You know the expression -- "We only hear what we want to hear." I usually attribute this phrase to others, but I admit that last week at the ASTD TechKnowledge 2011 Conference, I only heard what I wanted to hear -- all about e-learning practices in organizations. Perhaps the other explanation is that so many speakers were talking about e-learning, I couldn't help but hear a constant echo.
My mom recently retired and for her last two weeks she was asked to train her replacement. I've always thought this was an odd idea. Sure, it works in theory; the employer is more or less confident that you won't be slacking off, and they get a worker who's ready to go when you leave.
As the economy regains some momentum, and hiring appears to be making a comeback, managers should keep a close eye on their most talented people -- who might be looking to leave. According to a recent Corporate Leadership Council survey, 25 percent of "high potential" employees in 2010 reported they planned to leave their jobs within a year -- compared to just 10 percent of the same group in 2006. It also revealed that 21 percent of these highly-valued individuals consider themselves “highly disengaged” in their work.
PowerPoint is one of the most common tools trainers use to design their online courses, but if you don’t have much experience using it, it can be tricky to produce a professional-looking presentation.
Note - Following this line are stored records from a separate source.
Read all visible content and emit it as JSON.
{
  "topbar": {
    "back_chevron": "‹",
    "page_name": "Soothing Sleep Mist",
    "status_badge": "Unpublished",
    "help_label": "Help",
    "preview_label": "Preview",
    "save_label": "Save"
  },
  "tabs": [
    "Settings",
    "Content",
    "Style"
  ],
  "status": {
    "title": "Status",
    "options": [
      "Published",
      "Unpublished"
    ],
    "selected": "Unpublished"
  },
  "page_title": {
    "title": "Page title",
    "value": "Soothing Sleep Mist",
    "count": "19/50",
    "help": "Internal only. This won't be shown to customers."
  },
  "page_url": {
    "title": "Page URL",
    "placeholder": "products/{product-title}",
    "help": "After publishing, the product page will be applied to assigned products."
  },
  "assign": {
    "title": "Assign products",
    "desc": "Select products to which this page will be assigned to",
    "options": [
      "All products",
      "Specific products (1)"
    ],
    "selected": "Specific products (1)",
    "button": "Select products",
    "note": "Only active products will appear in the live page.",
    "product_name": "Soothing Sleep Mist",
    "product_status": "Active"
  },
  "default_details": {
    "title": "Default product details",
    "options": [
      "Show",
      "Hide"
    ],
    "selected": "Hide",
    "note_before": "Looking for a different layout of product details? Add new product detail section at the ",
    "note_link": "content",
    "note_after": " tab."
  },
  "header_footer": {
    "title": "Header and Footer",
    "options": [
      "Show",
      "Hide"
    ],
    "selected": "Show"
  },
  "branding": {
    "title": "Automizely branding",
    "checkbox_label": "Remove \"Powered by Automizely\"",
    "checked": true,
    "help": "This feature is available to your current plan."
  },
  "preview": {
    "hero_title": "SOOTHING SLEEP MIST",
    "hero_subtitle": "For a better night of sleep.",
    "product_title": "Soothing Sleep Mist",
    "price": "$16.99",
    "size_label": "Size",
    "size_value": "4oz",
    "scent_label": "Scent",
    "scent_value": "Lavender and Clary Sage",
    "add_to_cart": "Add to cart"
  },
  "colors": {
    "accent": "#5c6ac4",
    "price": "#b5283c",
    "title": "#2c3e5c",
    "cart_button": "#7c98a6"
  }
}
The tips below should help you make sure your course is polished and ready for your audience.
I read a lot, and I am often asked by my friends (you know who you are), "how I do it?" In a recent conversation with a friend and colleague, we discussed this very topic. He has just finished his masters degree, and has not had time, in a long time, to keep current on learning industry trends and technologies. He asked me how I keep up, and how I manage to read so much. The answer lies in the premise that staying current in any field is a vital part of the job, not a luxury to be indulged on occasion. I told my friend that my job is not just to do my job, but to prepare for my job of tomorrow, whatever that is. For me, reading is as necessary is brushing my teeth, eating vegetables, and exercising.
Converting your Training Content for Online Delivery
The verifiability and practicality of IQ tests is hotly debated in academic and popular circles: Does it really measure intelligence? Is it racist, sexist, and/or ageist? What kinds of people benefit from them? What's a modern-day genius, anyway?
With debt levels soaring, tuition costs on the rise, and record unemployment rates for recent college graduates (4.4% -- the highest in since 1970), are college degrees becoming less relevant? Here's a surprising look at the state of higher learning:
Training teams are somewhat notorious for their focus on feedback. Between user test groups, program pilots, smile sheets and evaluations, we’re a bunch of feedback junkies. Where I think we fall short is in how we seek and interpret negative feedback. All too often we focus on asking trainees for superficial feedback and then dismiss negative feedback as “venting” or an “isolated incident.” In some cases that may be true, but what about the times when the trainee has a good point and we’re too put-off by their language to acknowledge it?